The general's wife, Rebecca Sinclair, has defended her husband and blamed the stress of multiple combat deployments. "He made some mistakes, and they were painful ones," she wrote in an email.

She added, "The political climate and many of the decisions challenge my faith in a fair system."

The defense contends that the captain falsely accused Sinclair of forcing her into oral sex in order to avoid adultery charges that would ruin her career.

At a preliminary hearing in November 2012, the captain said, Sinclair became enraged when she tried to break off the affair. She said Sinclair told her "I belonged to him" and forbade her to have sex with her boyfriend.

The woman said that in 2009, Sinclair threatened to kill her and her family if she exposed the affair. But she testified that she continued to have consensual sex with him for two years afterward.

They also exchanged sexually explicit emails and text messages.

"My goodness, baby, you know how to turn me on," she wrote in one message. In another, she called Sinclair "my beautiful, handsome, remarkable man" and told him, "I love you with all that I am."

The captain also testified that Sinclair was insulting and condescending toward her and other female soldiers. She said that when she made a mistake, he told her, "You're just a girl," and that he used profanities to describe other female soldiers.

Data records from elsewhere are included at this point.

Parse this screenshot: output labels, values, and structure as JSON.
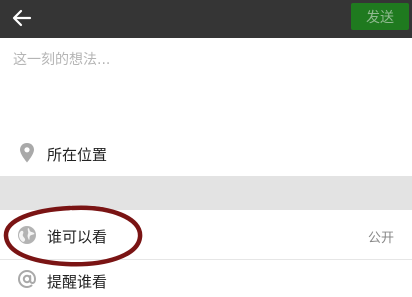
{
  "topbar": {
    "back_icon": "back-arrow-icon",
    "send_label": "发送"
  },
  "compose": {
    "placeholder": "这一刻的想法...",
    "value": ""
  },
  "location": {
    "icon": "location-pin-icon",
    "label": "所在位置"
  },
  "visibility": {
    "icon": "globe-icon",
    "label": "谁可以看",
    "value": "公开"
  },
  "remind": {
    "icon": "at-icon",
    "label": "提醒谁看"
  },
  "colors": {
    "topbar_bg": "#353535",
    "send_bg": "#1f7a1f",
    "send_text": "#8fb98f",
    "separator": "#e3e3e3",
    "annotation": "#7a1414"
  }
}
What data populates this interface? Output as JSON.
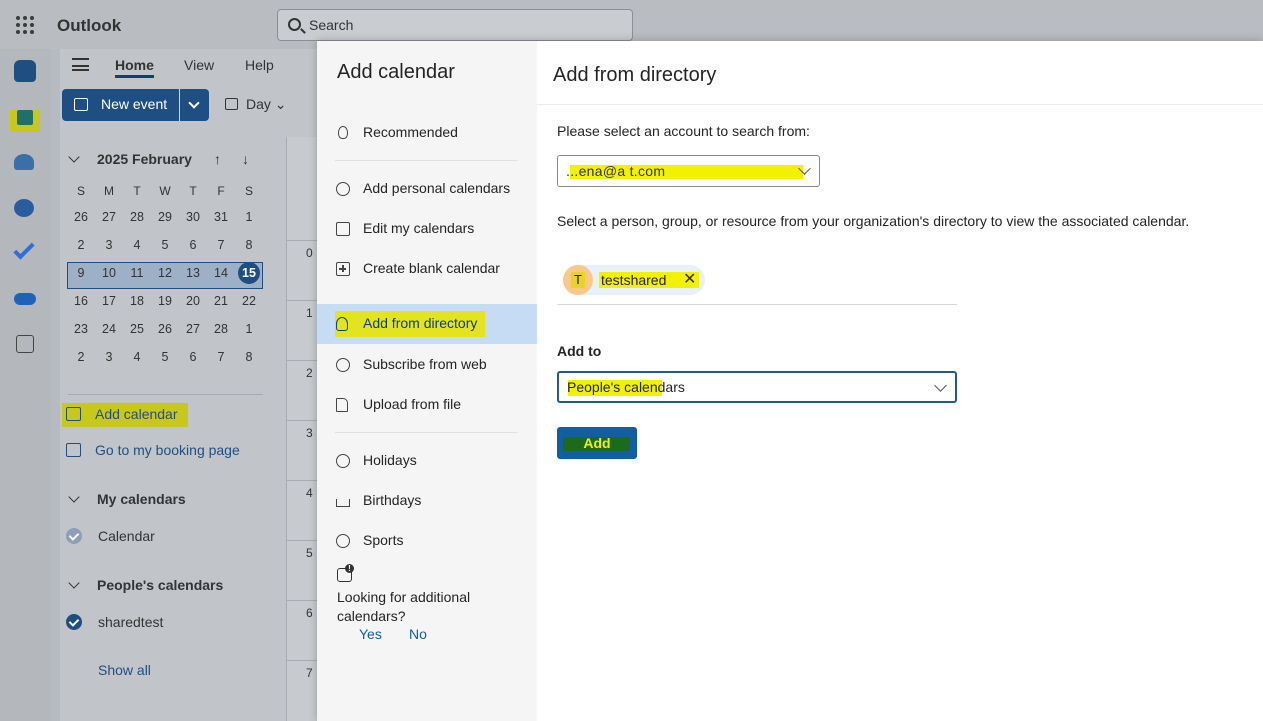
{
  "app": {
    "name": "Outlook",
    "search_placeholder": "Search"
  },
  "ribbon": {
    "tabs": [
      "Home",
      "View",
      "Help"
    ],
    "new_event": "New event",
    "view_mode": "Day"
  },
  "mini_calendar": {
    "month_label": "2025 February",
    "weekday_headers": [
      "S",
      "M",
      "T",
      "W",
      "T",
      "F",
      "S"
    ],
    "weeks": [
      [
        "26",
        "27",
        "28",
        "29",
        "30",
        "31",
        "1"
      ],
      [
        "2",
        "3",
        "4",
        "5",
        "6",
        "7",
        "8"
      ],
      [
        "9",
        "10",
        "11",
        "12",
        "13",
        "14",
        "15"
      ],
      [
        "16",
        "17",
        "18",
        "19",
        "20",
        "21",
        "22"
      ],
      [
        "23",
        "24",
        "25",
        "26",
        "27",
        "28",
        "1"
      ],
      [
        "2",
        "3",
        "4",
        "5",
        "6",
        "7",
        "8"
      ]
    ],
    "selected_week_index": 2,
    "today": "15"
  },
  "left_nav": {
    "add_calendar": "Add calendar",
    "booking_page": "Go to my booking page",
    "groups": [
      {
        "name": "My calendars",
        "items": [
          "Calendar"
        ]
      },
      {
        "name": "People's calendars",
        "items": [
          "sharedtest"
        ]
      }
    ],
    "show_all": "Show all"
  },
  "hours": [
    "0",
    "1",
    "2",
    "3",
    "4",
    "5",
    "6",
    "7"
  ],
  "dialog": {
    "title": "Add calendar",
    "nav": [
      {
        "label": "Recommended",
        "icon": "lightbulb-icon"
      },
      {
        "label": "Add personal calendars",
        "icon": "at-icon"
      },
      {
        "label": "Edit my calendars",
        "icon": "edit-calendar-icon"
      },
      {
        "label": "Create blank calendar",
        "icon": "calendar-add-icon"
      },
      {
        "label": "Add from directory",
        "icon": "people-search-icon",
        "active": true
      },
      {
        "label": "Subscribe from web",
        "icon": "web-icon"
      },
      {
        "label": "Upload from file",
        "icon": "document-icon"
      },
      {
        "label": "Holidays",
        "icon": "globe-icon"
      },
      {
        "label": "Birthdays",
        "icon": "cake-icon"
      },
      {
        "label": "Sports",
        "icon": "sports-icon"
      }
    ],
    "feedback": {
      "question": "Looking for additional calendars?",
      "yes": "Yes",
      "no": "No"
    },
    "panel": {
      "title": "Add from directory",
      "account_label": "Please select an account to search from:",
      "account_value": "...ena@a                                      t.com",
      "directory_hint": "Select a person, group, or resource from your organization's directory to view the associated calendar.",
      "selected_person": {
        "initial": "T",
        "name": "testshared"
      },
      "add_to_label": "Add to",
      "add_to_value": "People's calendars",
      "add_button": "Add"
    }
  },
  "colors": {
    "accent": "#115ea3",
    "highlight": "#f2f200",
    "nav_active": "#c6dcf5"
  }
}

When she challenged him, she testified, he replied with a vulgarity, telling her he could say whatever he wanted because he was a general.

Last week Sinclair's lawyer accused the captain of perjury after she testified at a motions hearing about a cellphone she said she had recently found containing more messages from Sinclair. The defense said the captain had failed to turn in the phone promptly and lied about when she discovered it.

The judge authorized the defense to examine the phone and several others owned by the captain.

Before the proliferation of military sexual abuse cases in recent years, some military law experts say, Sinclair may well have been allowed to quietly plead guilty to adultery and leave the service.

Historically, generals and admirals accused of misconduct have been dealt with out of the spotlight and given administrative punishments, said Eugene R. Fidell, who teaches military justice at Yale.

But because of the political climate and the sensational nature of the allegations against Sinclair, Fidell said, "it just wasn't possible for this case to be swept under the rug."